Records from a data source:
◆ ◆ ◆

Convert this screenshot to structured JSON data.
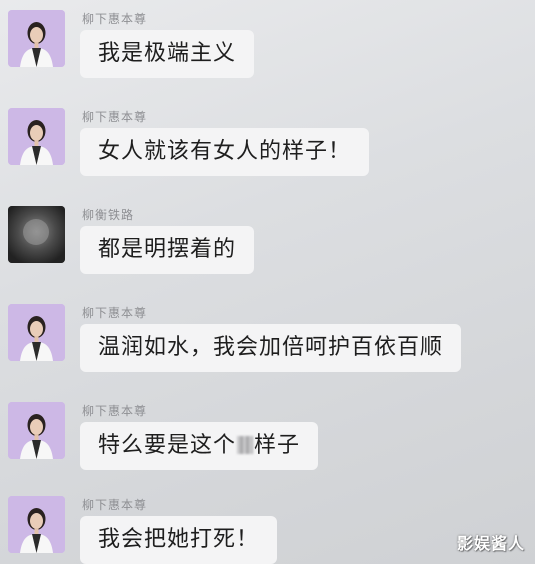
{
  "messages": [
    {
      "sender": "柳下惠本尊",
      "text": "我是极端主义",
      "avatar": "woman-avatar"
    },
    {
      "sender": "柳下惠本尊",
      "text": "女人就该有女人的样子！",
      "avatar": "woman-avatar"
    },
    {
      "sender": "柳衡铁路",
      "text": "都是明摆着的",
      "avatar": "dark-avatar"
    },
    {
      "sender": "柳下惠本尊",
      "text": "温润如水，我会加倍呵护百依百顺",
      "avatar": "woman-avatar"
    },
    {
      "sender": "柳下惠本尊",
      "text_before": "特么要是这个",
      "text_after": "样子",
      "avatar": "woman-avatar"
    },
    {
      "sender": "柳下惠本尊",
      "text": "我会把她打死！",
      "avatar": "woman-avatar"
    }
  ],
  "watermark": "影娱酱人",
  "colors": {
    "avatar_bg": "#cdb8e6",
    "bubble_bg": "#f4f4f5",
    "sender_text": "#8e8f93"
  }
}
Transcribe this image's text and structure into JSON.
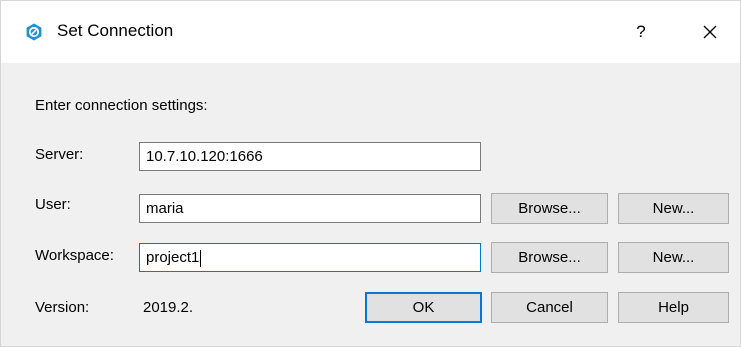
{
  "window": {
    "title": "Set Connection",
    "help_label": "?",
    "close_label": "Close"
  },
  "form": {
    "prompt": "Enter connection settings:",
    "server_label": "Server:",
    "server_value": "10.7.10.120:1666",
    "user_label": "User:",
    "user_value": "maria",
    "workspace_label": "Workspace:",
    "workspace_value": "project1",
    "version_label": "Version:",
    "version_value": "2019.2."
  },
  "buttons": {
    "browse_user": "Browse...",
    "new_user": "New...",
    "browse_workspace": "Browse...",
    "new_workspace": "New...",
    "ok": "OK",
    "cancel": "Cancel",
    "help": "Help"
  },
  "colors": {
    "accent": "#0078d7",
    "icon": "#1e90d6",
    "dialog_bg": "#f0f0f0",
    "button_bg": "#e1e1e1"
  }
}
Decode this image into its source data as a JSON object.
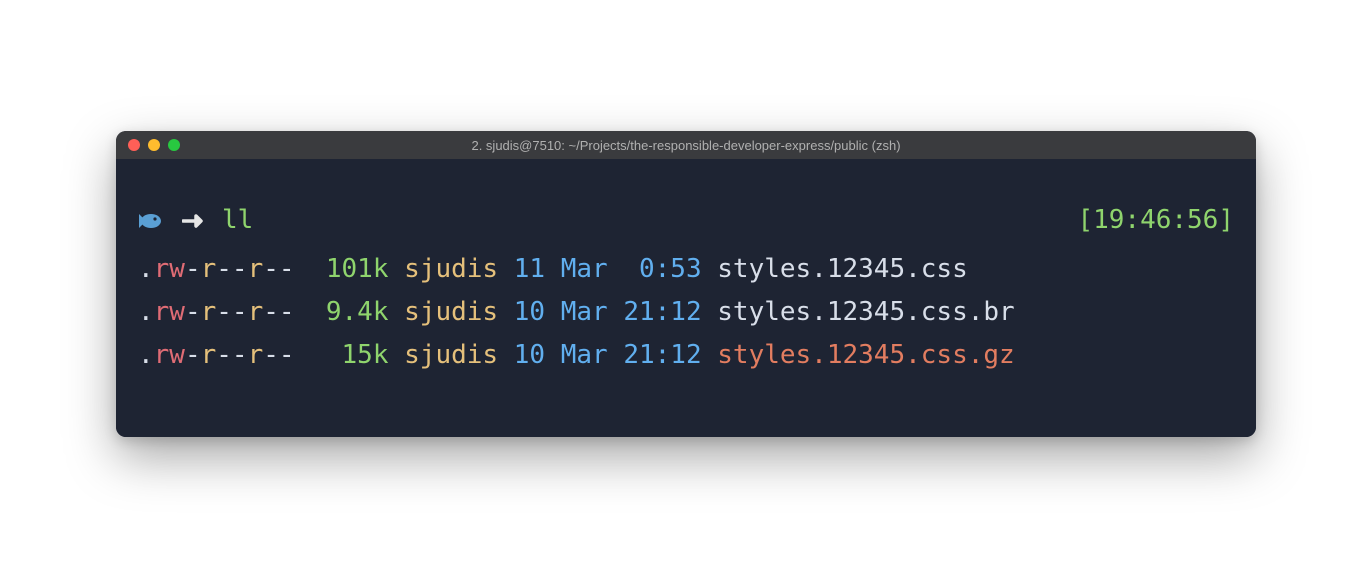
{
  "window": {
    "title": "2. sjudis@7510: ~/Projects/the-responsible-developer-express/public (zsh)"
  },
  "prompt": {
    "command": "ll",
    "timestamp": "[19:46:56]"
  },
  "listing": [
    {
      "perm_dot": ".",
      "perm_rw": "rw",
      "perm_sep1": "-",
      "perm_r1": "r",
      "perm_dash1": "--",
      "perm_r2": "r",
      "perm_dash2": "--",
      "size": "101k",
      "size_pad": " ",
      "user": "sjudis",
      "day": "11",
      "month": "Mar",
      "time": " 0:53",
      "filename": "styles.12345.css",
      "filename_color": "c-white"
    },
    {
      "perm_dot": ".",
      "perm_rw": "rw",
      "perm_sep1": "-",
      "perm_r1": "r",
      "perm_dash1": "--",
      "perm_r2": "r",
      "perm_dash2": "--",
      "size": "9.4k",
      "size_pad": " ",
      "user": "sjudis",
      "day": "10",
      "month": "Mar",
      "time": "21:12",
      "filename": "styles.12345.css.br",
      "filename_color": "c-white"
    },
    {
      "perm_dot": ".",
      "perm_rw": "rw",
      "perm_sep1": "-",
      "perm_r1": "r",
      "perm_dash1": "--",
      "perm_r2": "r",
      "perm_dash2": "--",
      "size": "15k",
      "size_pad": "  ",
      "user": "sjudis",
      "day": "10",
      "month": "Mar",
      "time": "21:12",
      "filename": "styles.12345.css.gz",
      "filename_color": "c-orange"
    }
  ]
}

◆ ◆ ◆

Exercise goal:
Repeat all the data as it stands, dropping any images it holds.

Your solution:
Convert this screenshot to structured JSON data.
{
  "messages": [
    {
      "sender": "柳下惠本尊",
      "text": "我是极端主义",
      "avatar": "woman-avatar"
    },
    {
      "sender": "柳下惠本尊",
      "text": "女人就该有女人的样子！",
      "avatar": "woman-avatar"
    },
    {
      "sender": "柳衡铁路",
      "text": "都是明摆着的",
      "avatar": "dark-avatar"
    },
    {
      "sender": "柳下惠本尊",
      "text": "温润如水，我会加倍呵护百依百顺",
      "avatar": "woman-avatar"
    },
    {
      "sender": "柳下惠本尊",
      "text_before": "特么要是这个",
      "text_after": "样子",
      "avatar": "woman-avatar"
    },
    {
      "sender": "柳下惠本尊",
      "text": "我会把她打死！",
      "avatar": "woman-avatar"
    }
  ],
  "watermark": "影娱酱人",
  "colors": {
    "avatar_bg": "#cdb8e6",
    "bubble_bg": "#f4f4f5",
    "sender_text": "#8e8f93"
  }
}
Transcribe this image's text and structure into JSON.
{
  "window": {
    "title": "Set Connection",
    "help_label": "?",
    "close_label": "Close"
  },
  "form": {
    "prompt": "Enter connection settings:",
    "server_label": "Server:",
    "server_value": "10.7.10.120:1666",
    "user_label": "User:",
    "user_value": "maria",
    "workspace_label": "Workspace:",
    "workspace_value": "project1",
    "version_label": "Version:",
    "version_value": "2019.2."
  },
  "buttons": {
    "browse_user": "Browse...",
    "new_user": "New...",
    "browse_workspace": "Browse...",
    "new_workspace": "New...",
    "ok": "OK",
    "cancel": "Cancel",
    "help": "Help"
  },
  "colors": {
    "accent": "#0078d7",
    "icon": "#1e90d6",
    "dialog_bg": "#f0f0f0",
    "button_bg": "#e1e1e1"
  }
}
Decode this image into its source data as a JSON object.
{
  "window": {
    "title": "2. sjudis@7510: ~/Projects/the-responsible-developer-express/public (zsh)"
  },
  "prompt": {
    "command": "ll",
    "timestamp": "[19:46:56]"
  },
  "listing": [
    {
      "perm_dot": ".",
      "perm_rw": "rw",
      "perm_sep1": "-",
      "perm_r1": "r",
      "perm_dash1": "--",
      "perm_r2": "r",
      "perm_dash2": "--",
      "size": "101k",
      "size_pad": " ",
      "user": "sjudis",
      "day": "11",
      "month": "Mar",
      "time": " 0:53",
      "filename": "styles.12345.css",
      "filename_color": "c-white"
    },
    {
      "perm_dot": ".",
      "perm_rw": "rw",
      "perm_sep1": "-",
      "perm_r1": "r",
      "perm_dash1": "--",
      "perm_r2": "r",
      "perm_dash2": "--",
      "size": "9.4k",
      "size_pad": " ",
      "user": "sjudis",
      "day": "10",
      "month": "Mar",
      "time": "21:12",
      "filename": "styles.12345.css.br",
      "filename_color": "c-white"
    },
    {
      "perm_dot": ".",
      "perm_rw": "rw",
      "perm_sep1": "-",
      "perm_r1": "r",
      "perm_dash1": "--",
      "perm_r2": "r",
      "perm_dash2": "--",
      "size": "15k",
      "size_pad": "  ",
      "user": "sjudis",
      "day": "10",
      "month": "Mar",
      "time": "21:12",
      "filename": "styles.12345.css.gz",
      "filename_color": "c-orange"
    }
  ]
}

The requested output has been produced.